There was a gathering, young and old, at the Campbell County courthouse on June 6, 1861. There was great excitement as it had only been a few weeks since Fort Sumter, and the Confederacy was riding high regarding the Union surrender of the fort. The romanticism of war was in the air. The horrors of what lay ahead -- the clash of men, the blood and gore, the disease and the destruction -- had yet to occur.
Word had gone out throughout Campbell County Dr. Thomas C. Glover was organizing a company of men. Dr. Glover was well known not only in Campbell County, but across the entire state as well. He had served as one of the county's delegates to the Secession Convention held in Milledgeville from January to March 1861. Not only did Glover vote for secession, he also assisted with writing the new Constitution for Georgia that would be in effect throughout the Civil War.
The crowd gathered at the Campbell County courthouse on that hot June day to hear a few speeches and to witness young men joining the fight for the Confederacy. Many of the men would remember being scared yet fully converted to the Confederate cause after they heard Adam Bomar play "Dixie" on his fife during the program.
Twelve days later Captain Glover and the men of the Campbell County Guards had reached Atlanta. For most of the men this was nothing new. Private James Warner Allen remembered his first trip to Atlanta was in 1847, when he was just five years old. He traveled with his father in order to sell a bale of cotton that had been packed with a crowbar. The crowbar was a sly way to get the heaviest weight possible thereby yielding the best although dishonest price possible.
By June 21, 1861 the men of the Campbell County Guards had reached Richmond where they became known as Company A of the 21st Infantry Regiment, General Dobb's brigade, John B. Gordon's division, General Jackson's corps. In the past I believe I may have referred to Dr. Glover's company as the Campbell County Blues, but the formal history of the Doles-Cook Brigade refers to Company A as the Campbell County Guards.
In 1904, Private Allen, now Preacher Allen wrote from his home in Winfield, Texas to attempt to reconnect with some of the men he had fought alongside during the war saying, "I fought in every battle except Manassas, was wounded three times, captured twice, had the smallpox once and scared to death forty times. I was captured the last time October 9, 1864 at Cedar Creek when General Early stampeded up the valley and carried Point Lookout." The Battle of Cedar Creek effectively ended the Confederate invasion of the north, and the Union victory made President Lincoln's re-election a certainty.
Private Allen completed the war sitting in a federal prison until the war's end.

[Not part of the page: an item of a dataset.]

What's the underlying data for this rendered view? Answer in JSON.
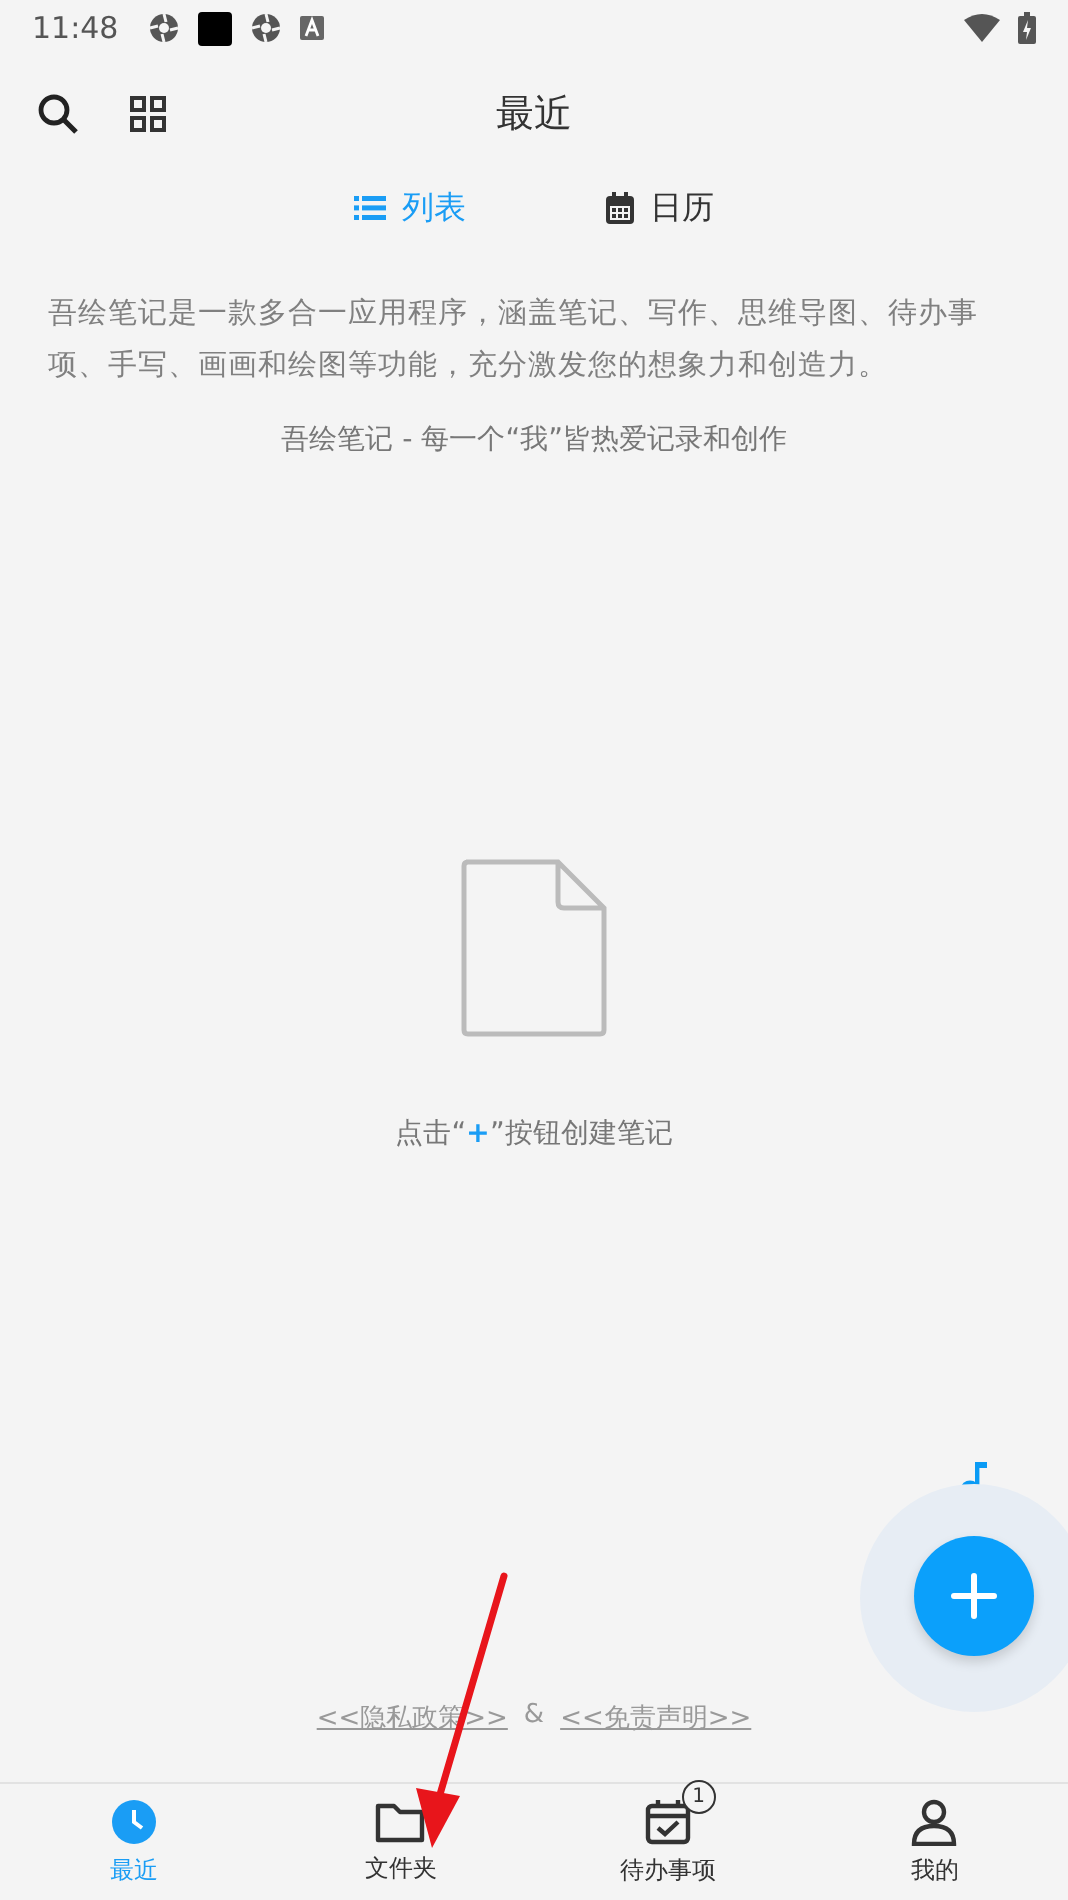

He took the oath of allegiance and set off for home, first by water to Savannah and then reached Campbell County by foot. Allen would return to a place much changed by the war including the fact that over half of the men sent to war on that June day in 1861 did not survive the war.
Once home Allen attempted to help his parents, William Mattison (Matt) and Permelia Allen on their property in the Crumbies District of Campbell County. Later, this section would become Douglas County in 1870. Allen married Nancy Jane Roach in November, 1865, and continued farming until December, 1873 when he joined the Primitive Baptist Church and decided to take up preaching. At some point between 1880 and 1900 he moved his family to Texas where he would preach for the Primitive Baptist denomination for thirty years.

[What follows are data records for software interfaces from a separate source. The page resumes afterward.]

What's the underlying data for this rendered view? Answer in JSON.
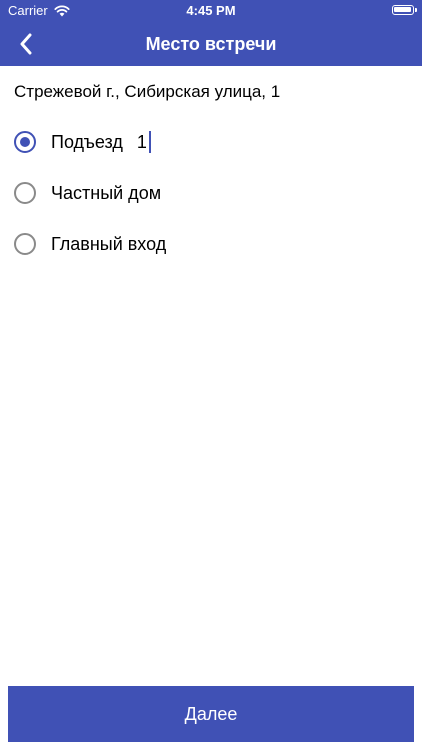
{
  "status_bar": {
    "carrier": "Carrier",
    "time": "4:45 PM"
  },
  "header": {
    "title": "Место встречи"
  },
  "address": "Стрежевой г., Сибирская улица, 1",
  "options": [
    {
      "label": "Подъезд",
      "selected": true,
      "input_value": "1"
    },
    {
      "label": "Частный дом",
      "selected": false
    },
    {
      "label": "Главный вход",
      "selected": false
    }
  ],
  "footer": {
    "next_label": "Далее"
  },
  "colors": {
    "accent": "#4051B5"
  }
}
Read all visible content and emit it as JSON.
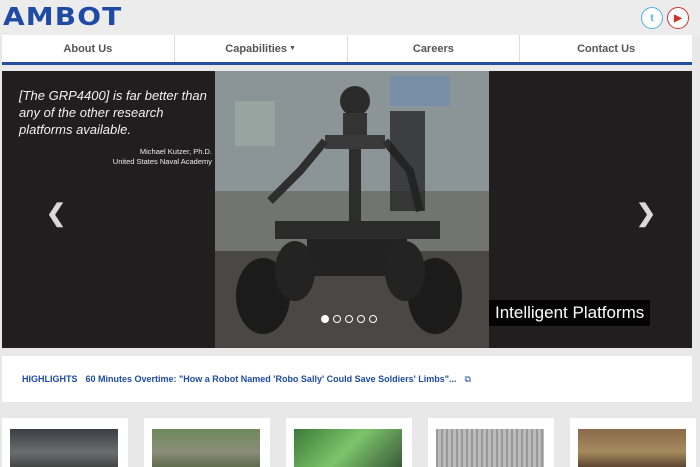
{
  "brand": {
    "logo_text": "AMBOT"
  },
  "social": [
    {
      "name": "twitter-icon",
      "glyph": "t"
    },
    {
      "name": "youtube-icon",
      "glyph": "▶"
    }
  ],
  "nav": {
    "items": [
      "About Us",
      "Capabilities",
      "Careers",
      "Contact Us"
    ]
  },
  "hero": {
    "quote": "[The GRP4400] is far better than any of the other research platforms available.",
    "author_name": "Michael Kutzer, Ph.D.",
    "author_org": "United States Naval Academy",
    "caption": "Intelligent Platforms",
    "prev_glyph": "❮",
    "next_glyph": "❯",
    "slides": 5,
    "active_slide": 1
  },
  "highlights": {
    "label": "HIGHLIGHTS",
    "link_text": "60 Minutes Overtime: \"How a Robot Named 'Robo Sally' Could Save Soldiers' Limbs\"...",
    "icon": "external-link-icon"
  },
  "colors": {
    "brand_blue": "#1f4ba5",
    "hero_bg": "#201e1f",
    "twitter": "#4ab0e2",
    "youtube": "#d0322a"
  }
}
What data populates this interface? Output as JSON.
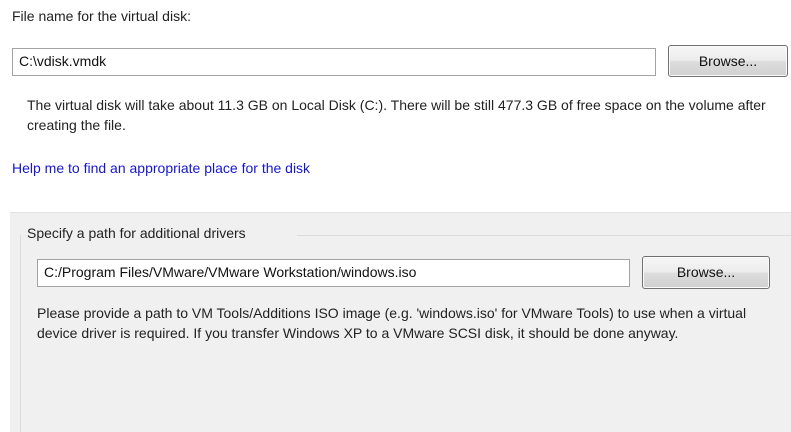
{
  "vdisk": {
    "label": "File name for the virtual disk:",
    "value": "C:\\vdisk.vmdk",
    "browse_label": "Browse...",
    "info": "The virtual disk will take about 11.3 GB on Local Disk (C:). There will be still 477.3 GB of free space on the volume after creating the file.",
    "help_link": "Help me to find an appropriate place for the disk"
  },
  "drivers": {
    "group_title": "Specify a path for additional drivers",
    "value": "C:/Program Files/VMware/VMware Workstation/windows.iso",
    "browse_label": "Browse...",
    "info": "Please provide a path to VM Tools/Additions ISO image (e.g. 'windows.iso' for VMware Tools) to use when a virtual device driver is required. If you transfer Windows XP to a VMware SCSI disk, it should be done anyway."
  },
  "colors": {
    "link": "#1515d8",
    "group_background": "#f0f0f0"
  }
}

In 1904, Pastor Allen penned a letter to the "Atlanta Constitution" wanting to connect with other men who had fought in the war, especially at Cedar Creek. I have no doubt that Allen knew of the Confederate reunions that had been taking place all across the south since June of 1867 when Elizabeth Camp Glover, Dr. Glover's wife, organized what is thought to be the very first Confederate reunion. Other groups of Confederate and Union soldiers would soon begin the process of yearly reunions, as well.

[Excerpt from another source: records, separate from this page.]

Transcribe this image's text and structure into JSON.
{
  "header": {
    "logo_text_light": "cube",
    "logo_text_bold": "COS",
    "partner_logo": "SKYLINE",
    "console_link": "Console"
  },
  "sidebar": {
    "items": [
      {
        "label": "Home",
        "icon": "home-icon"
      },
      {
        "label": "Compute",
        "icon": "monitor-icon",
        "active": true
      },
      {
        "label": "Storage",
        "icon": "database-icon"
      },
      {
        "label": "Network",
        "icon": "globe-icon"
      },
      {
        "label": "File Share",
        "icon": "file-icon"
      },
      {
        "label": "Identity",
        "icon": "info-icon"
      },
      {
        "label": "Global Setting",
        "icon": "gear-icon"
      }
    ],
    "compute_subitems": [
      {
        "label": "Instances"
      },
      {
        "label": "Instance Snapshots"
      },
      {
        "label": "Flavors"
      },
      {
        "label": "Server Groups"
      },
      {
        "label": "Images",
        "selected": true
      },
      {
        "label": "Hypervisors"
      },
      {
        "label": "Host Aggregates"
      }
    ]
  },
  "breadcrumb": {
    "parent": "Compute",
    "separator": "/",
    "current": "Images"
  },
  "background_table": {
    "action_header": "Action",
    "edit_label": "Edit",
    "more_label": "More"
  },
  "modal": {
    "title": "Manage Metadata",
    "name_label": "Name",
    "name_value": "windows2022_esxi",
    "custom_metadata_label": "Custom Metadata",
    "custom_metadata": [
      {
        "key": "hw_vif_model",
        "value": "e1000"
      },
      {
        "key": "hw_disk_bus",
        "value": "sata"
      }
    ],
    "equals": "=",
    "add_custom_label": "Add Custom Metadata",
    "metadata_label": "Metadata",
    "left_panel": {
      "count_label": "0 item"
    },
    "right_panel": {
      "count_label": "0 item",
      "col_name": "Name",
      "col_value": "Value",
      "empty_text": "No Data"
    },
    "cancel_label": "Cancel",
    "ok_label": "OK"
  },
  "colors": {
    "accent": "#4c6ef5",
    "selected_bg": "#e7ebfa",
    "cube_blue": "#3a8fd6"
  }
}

Pastor Allen would pass the following year close to the end of March 1905 at 63 years of age.
Lisa Cooper writes the amazing stories of Douglas County each Sunday. You can find her new book "Every Now and Then: The Amazing Stories of Douglas County" online at Amazon, print and Kindle versions. Locally, her books can be found at the Douglas County Museum of History and Art, The Farmer's Table and Lithia Springs Pharmacy.